Fuel tank valve delete?

Discussion in 'Propulsion' started by sdowney717, Apr 13, 2016.

  1. sdowney717
    Joined: Nov 2010
    Posts: 918
    Likes: 42, Points: 28, Legacy Rep: 274
    Location: Newport News VA

    sdowney717 Senior Member

    I have these twin saddle tanks.
    They have a shutoff valve, then next inline is an anti siphon valve.
    Then the marine USCG fuel hose runs about 5 feet to another shut off valve on the fuel manifold. The hose is supported along its length and is above the top level of the tank.
    After the fuel manifold is my fuel filter for the tank, then the fuel line runs to the electric pump, then to the engine.

    I added the brass anti siphon valve, was none there originally from 1970.

    I want to repurpose the tank shut off valves, to me they serve no purpose. I can turn off the tanks at the fuel manifold. The anti siphon valve at the tank will not let fuel leak out, and I never use the shut off valves at the tank, really what is the point anymore of having them at all anymore? Plus they are hard to get to. Got to move boat furniture and lift the carpet.
     
  2. FAST FRED
    Joined: Oct 2002
    Posts: 4,519
    Likes: 109, Points: 63, Legacy Rep: 1009
    Location: Conn in summers , Ortona FL in winter , with big d

    FAST FRED Senior Member

    IF you want to diddle with the tank fuel shut off valves,,

    why not remote them with a push pull cable to outside,

    In a fire you will be glad you did.
     
  3. sdowney717
    Joined: Nov 2010
    Posts: 918
    Likes: 42, Points: 28, Legacy Rep: 274
    Location: Newport News VA

    sdowney717 Senior Member

    After some time of not moving these valves, they tend to get stuck.
    Only way to free them is lift the valve up, away from the valve body, they are tapered cylinder design rotary valves. I found using a crowbar, put it under stem and handle and wiggle it, that will free up the valve.
    It has been years since I looked at these valves, since really I never need to look at these valves.
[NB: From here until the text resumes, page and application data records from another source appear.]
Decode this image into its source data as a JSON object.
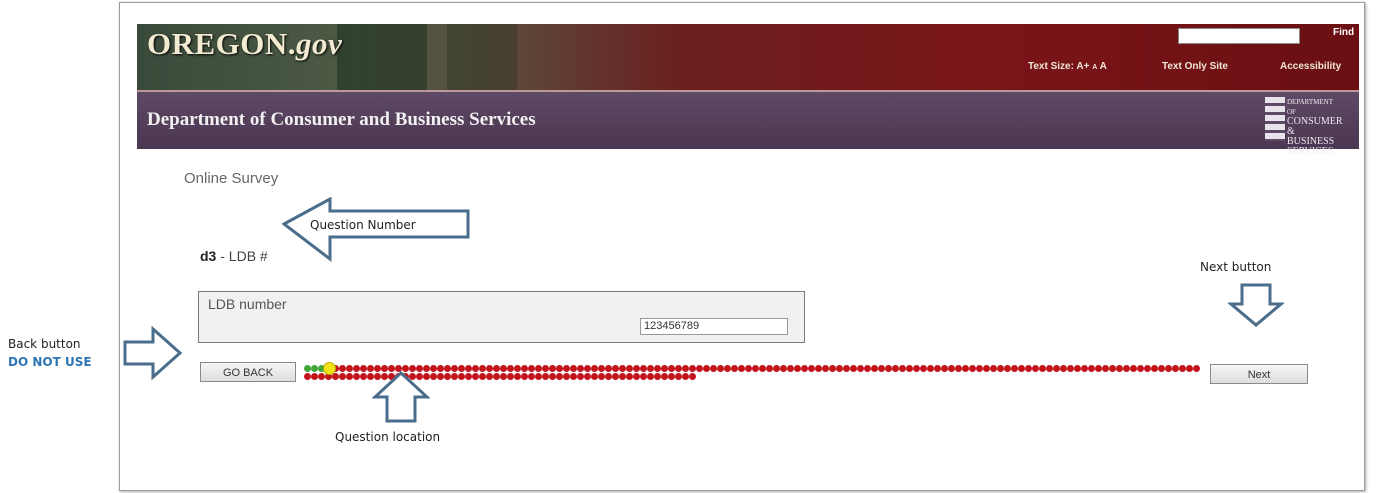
{
  "header": {
    "logo_main": "OREGON.",
    "logo_suffix": "gov",
    "find_label": "Find",
    "find_value": "",
    "text_size_label": "Text Size: A+",
    "text_size_small": "A",
    "text_size_normal": "A",
    "text_only_label": "Text Only Site",
    "accessibility_label": "Accessibility"
  },
  "department": {
    "title": "Department of Consumer and Business Services",
    "logo_lines": [
      "DEPARTMENT OF",
      "CONSUMER",
      "& BUSINESS",
      "SERVICES"
    ]
  },
  "survey": {
    "title": "Online Survey",
    "question_id": "d3",
    "question_sep": " - ",
    "question_text": "LDB #",
    "field_label": "LDB number",
    "field_value": "123456789"
  },
  "navigation": {
    "back_label": "GO BACK",
    "next_label": "Next"
  },
  "progress": {
    "answered": 3,
    "current": 4,
    "total": 184,
    "colors": {
      "answered": "#3fa63a",
      "current": "#f2e21c",
      "remaining": "#c4141b"
    }
  },
  "annotations": {
    "question_number": "Question Number",
    "next_button": "Next button",
    "back_button": "Back button",
    "back_warning": "DO NOT USE",
    "question_location": "Question location"
  },
  "colors": {
    "banner_red": "#7a1518",
    "dept_purple": "#4a3650",
    "annotation_arrow": "#4a6d8c"
  }
}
    I don't know about fire being a problem and how the valves would make much difference. the tanks are externally vented. even if hose burnt through, the fuel won't just come out of the tank, I would think anyway..
     
  4. Barry
    Joined: Mar 2002
    Posts: 1,284
    Likes: 137, Points: 63, Legacy Rep: 158

    Barry Senior Member

    The tapered plug valve that you are using triggered an old memory.
    ABYC standards do not allow for either gas or diesel engines a tapered plug valve

    "tapered plug valves with an external spring shall not be used"

    Maybe because they stick and in a situation when you need to close them, you cannot easily close them or they leak if the spring corrodes

    Just an FYI
     
  5. sdowney717
    Joined: Nov 2010
    Posts: 918
    Likes: 42, Points: 28, Legacy Rep: 274
    Location: Newport News VA

    sdowney717 Senior Member

    http://www.westmarine.com/buy/west-marine--shut-off-valves--P013854773
    West Marine still sells them for boats.
    Mine looks just like this one, and those prices are awful high.
    [​IMG]


    The spring is SS and is under that screw on cap the stem pokes out from.
    I have 6 of this tapered type valve, they will all eventually stick, these are used in gas, maybe diesel they wont stick.
    Before ethanol, they would not stick, now they do.

    The way to easily free them without damage, is pop up the lever by prying between handle and screw on cap. I destroyed one of mine few years ago by using a plier on it when it got stuck.
    Another one I destroyed, but fixed by filing a new step notch on the brass stem to grip the handle.

    I do have another two with an external spring, I may use them in an oil transfer pump setup. Basically they work the same, except spring is on bottom and they have no rubber seal like the other.
    They have the handle forged with the tapered body and are really much tougher and stronger. You can force them with pliers.
     

  6. Barry
    Joined: Mar 2002
    Posts: 1,284
    Likes: 137, Points: 63, Legacy Rep: 158

    Barry Senior Member

    Perhaps they are conforming as the spring is not external as per the ABYC text that refers to an external spring
    We always used stainless ball valves for both diesel and gas and rarely had a sticking issue.
    You are right, the prices do seem pretty high
     
Loading...
Forum posts represent the experience, opinion, and view of individual users. Boat Design Net does not necessarily endorse nor share the view of each individual post.
When making potentially dangerous or financial decisions, always employ and consult appropriate professionals. Your circumstances or experience may be different.